Managers who can't do basic bedside thing for one, ONE patient, telling you how should you manage whole floor by yourself and with smile on a face and nod yes to everything! After of course you sacrifice your day off for some extra training that your employer requires so they are on good terms with Jaico for example.
Yeah... Joint Commission is another excellent example of important part of nursing
Instead of stepping on the neck the smart ass administration and making them responsible, they just announce their visit... and for few days in few years hospital is miraculously fixed up, fully staffed...
But maybe better because with ignorantism rulling the world... it would be always a nurse who would be in loss, getting witchhunted and responsible for everything.
So yes, I understand your burn out.
I myself think of - just find different job. Something completely, completely different. Accountants after few years can reach six figure salary. Teller can work themselves up to manager positions... Yet nurses stay same... no matter what you do, how important it actually truly is, and how miraculous we are to tackle that all down despite of all the obstacles thrown under our feet by leadership, administrations, commissions, legal bodies, nursing bodies, patient themselves, our salary does not reflect that, our salary does not increase, and I think our benefits are one of the lower tier ranks.
For me unfortunately I am medical field addict, and I really am not able to change the path.
But if you are considering it, all power to you.
Just do not give up your license yet, you may one day realize you want to go back. Or things I described above unexpectedly got sort out by new Bernie Sanders, or who knows... you might find yourself in bad situation, and there could be nice nursing job working for some really nice doctor.. and you might regret giving up your license.
You may look at how to keep your license inactive... and under what conditions you cold reactivate it. That's all. Just research it, do not do any harsh and premature decision.
Good luck to you!
Mar 27I'm not saying work as an RN if you detest it-- however, having your license revoked-- is not good, it's like a dishonorable discharge from the service... it follows you. Plus? You worked hard for it. In addition? You * might* want to , or NEED to work as an RN , along with the $$ it provides. If you don't want to say , I understand, but could you elaborate on exactly what " classes" the BON wants you to take that's got you wanting to run??

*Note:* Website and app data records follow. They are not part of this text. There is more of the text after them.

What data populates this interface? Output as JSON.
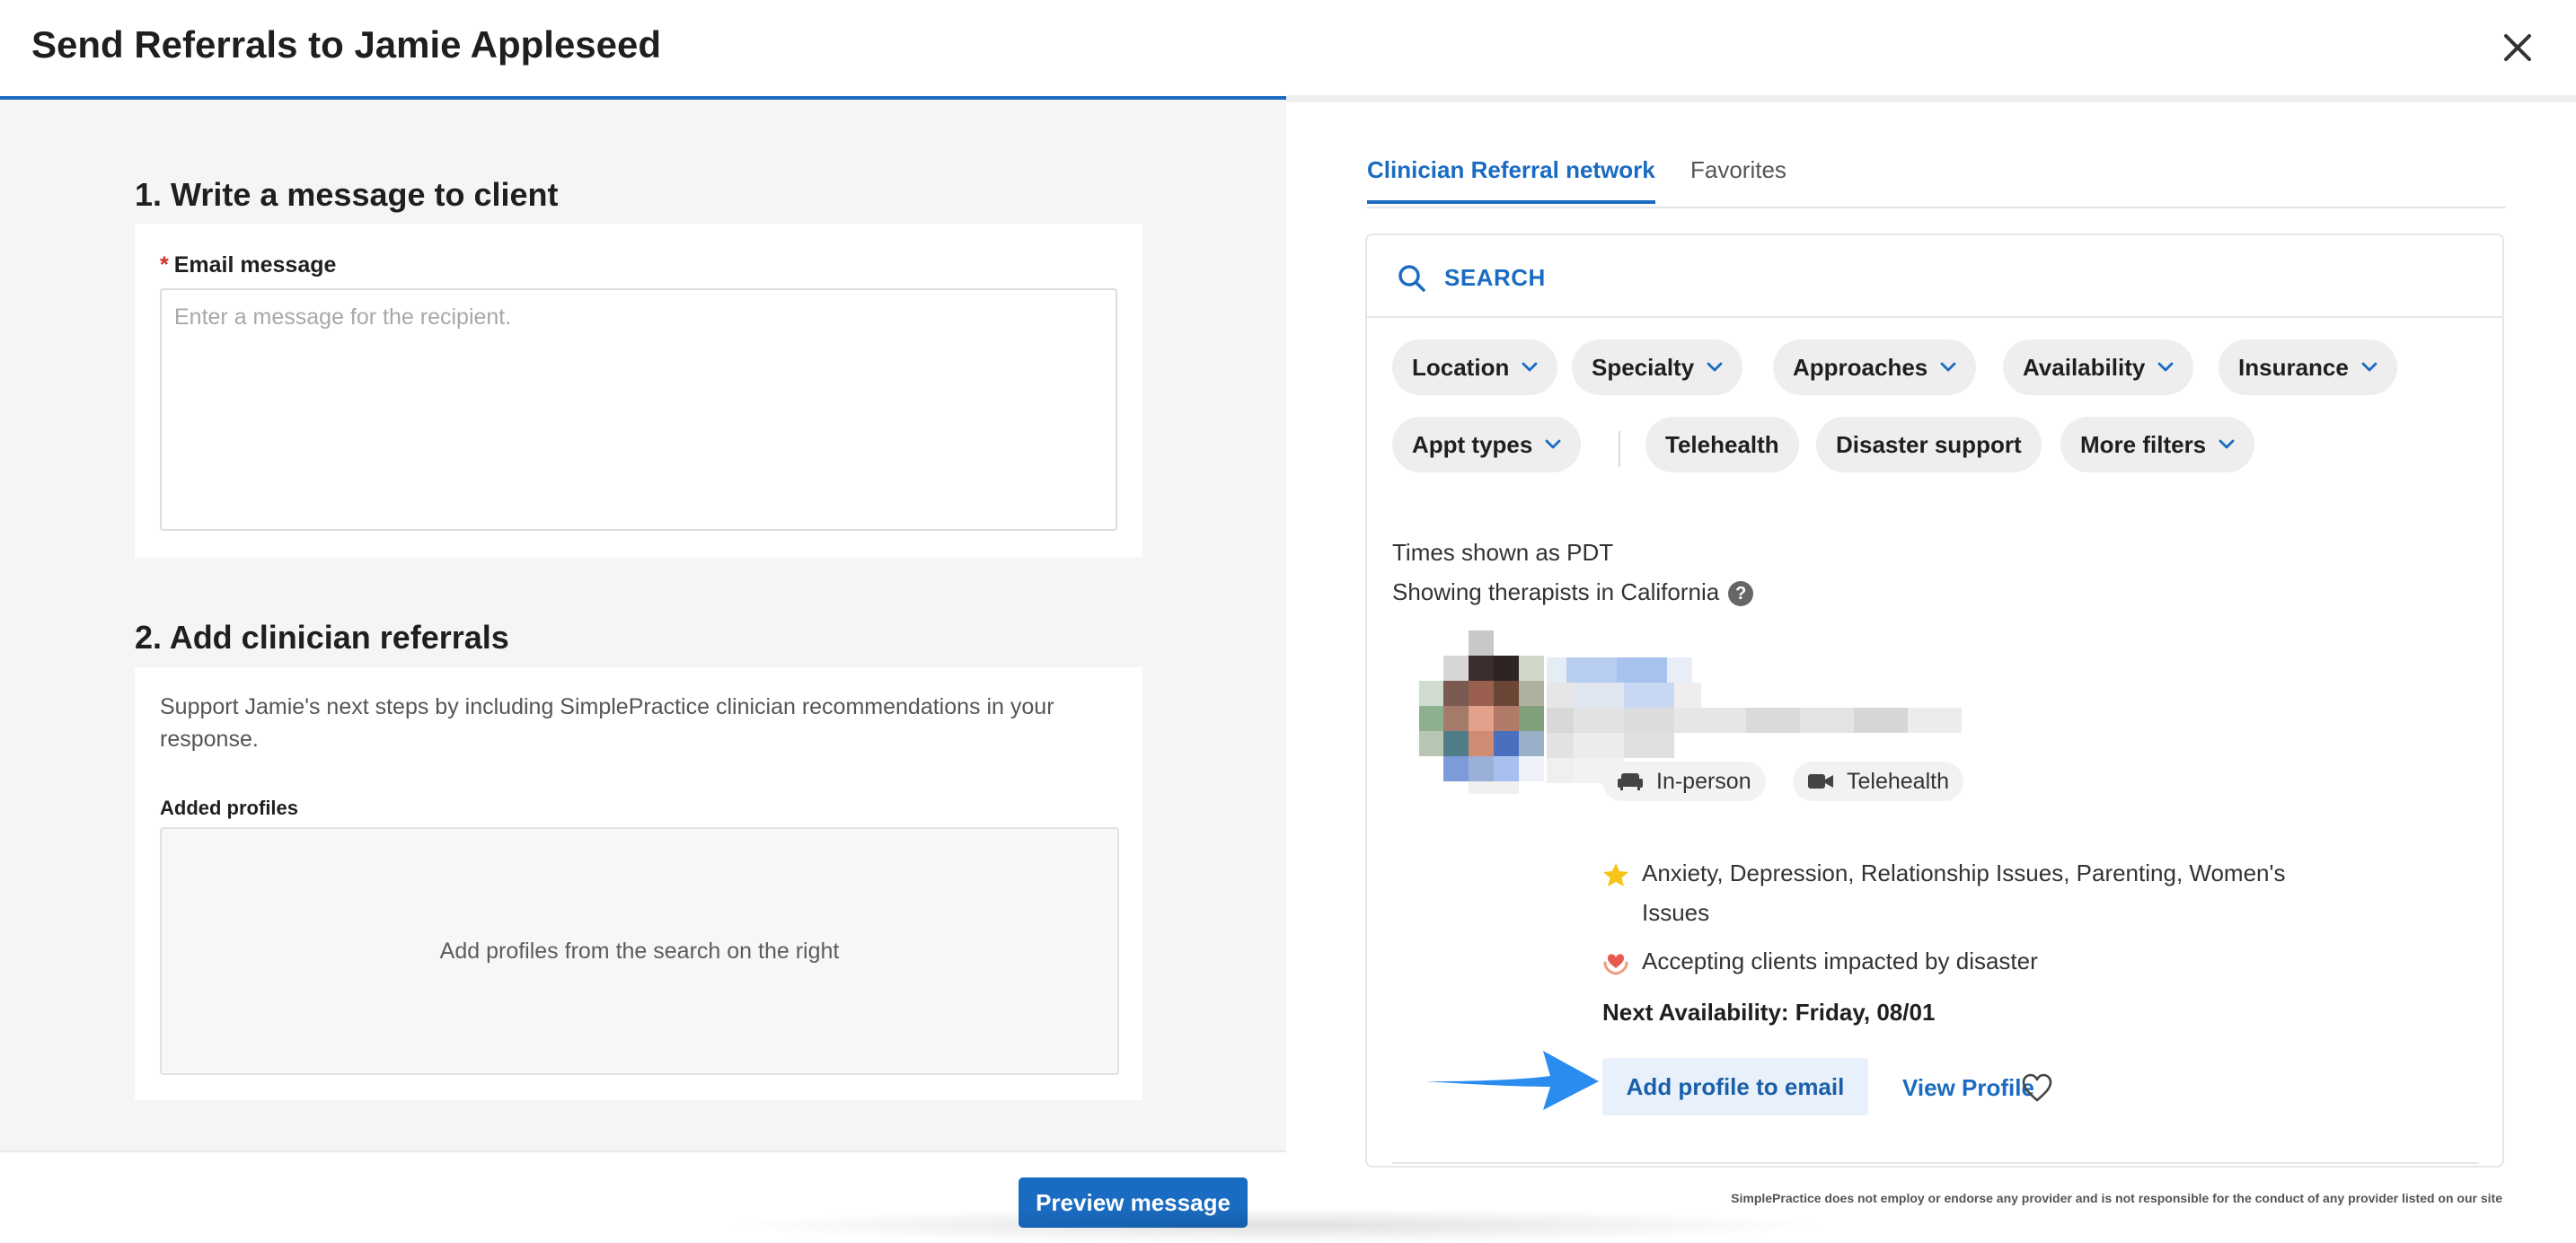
{
  "header": {
    "title": "Send Referrals to Jamie Appleseed"
  },
  "step1": {
    "title": "1. Write a message to client",
    "required_mark": "*",
    "field_label": "Email message",
    "placeholder": "Enter a message for the recipient.",
    "value": ""
  },
  "step2": {
    "title": "2. Add clinician referrals",
    "description": "Support Jamie's next steps by including SimplePractice clinician recommendations in your response.",
    "added_label": "Added profiles",
    "dropzone_text": "Add profiles from the search on the right"
  },
  "footer": {
    "preview_label": "Preview message"
  },
  "tabs": [
    {
      "label": "Clinician Referral network",
      "active": true
    },
    {
      "label": "Favorites",
      "active": false
    }
  ],
  "search": {
    "label": "SEARCH"
  },
  "filters": {
    "row1": [
      "Location",
      "Specialty",
      "Approaches",
      "Availability",
      "Insurance"
    ],
    "row2_dropdown": "Appt types",
    "row2_toggles": [
      "Telehealth",
      "Disaster support"
    ],
    "more": "More filters"
  },
  "info": {
    "timezone": "Times shown as PDT",
    "location": "Showing therapists in California"
  },
  "profile": {
    "modes": [
      "In-person",
      "Telehealth"
    ],
    "specialties": "Anxiety, Depression, Relationship Issues, Parenting, Women's Issues",
    "disaster": "Accepting clients impacted by disaster",
    "next_availability": "Next Availability: Friday, 08/01",
    "add_button": "Add profile to email",
    "view_link": "View Profile"
  },
  "disclaimer": "SimplePractice does not employ or endorse any provider and is not responsible for the conduct of any provider listed on our site",
  "colors": {
    "accent": "#1a6bc2",
    "arrow": "#2b8cf0",
    "star": "#f5c518",
    "disaster": "#e85a4f"
  },
  "icons": [
    "close-icon",
    "search-icon",
    "chevron-down-icon",
    "help-icon",
    "couch-icon",
    "video-icon",
    "star-icon",
    "heart-hands-icon",
    "heart-icon",
    "arrow-icon"
  ]
}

Mar 27I can understand not wanting to work as an RN for however long, or every-- but please. Think . What's the harm in just HAVING it?? You don't have to work as an RN now. BUT if you " surrender ", which will in all actuality be a REVOCATION, you can never get it back, and it's a black mark on your record... I know a nursing license doesn't come easy, all of us know, so do you... could you elaborate more? I might be able to advise you more !!!
Mar 27Don't even put it on "inactive" status;" b/c you may want to use it in the future--and you can if your reactivate; but there is a record that you had it on inactive. That alone doesn't mean something terrible, but it hurts you in having a competitive advantage. What's more, you can continue to volunteer as a nurse, and keep some ground in terms of exposure to healthcare.
Fortunately there are many different things today for which one can use a nursing degree. Explore them, but do not surrender or even place it on inactive. When you want to return, and you just may; future employers will wonder why it was on inactive status. Pay the money every two years. Keep up your CEUs, do some volunteering, and begin searching across all different nursing, healthcare, and business venues. And yes. You can work as an Uber driving too.
I know nurses that work on Norwegian Cruise Line.
Seriously, best wishes.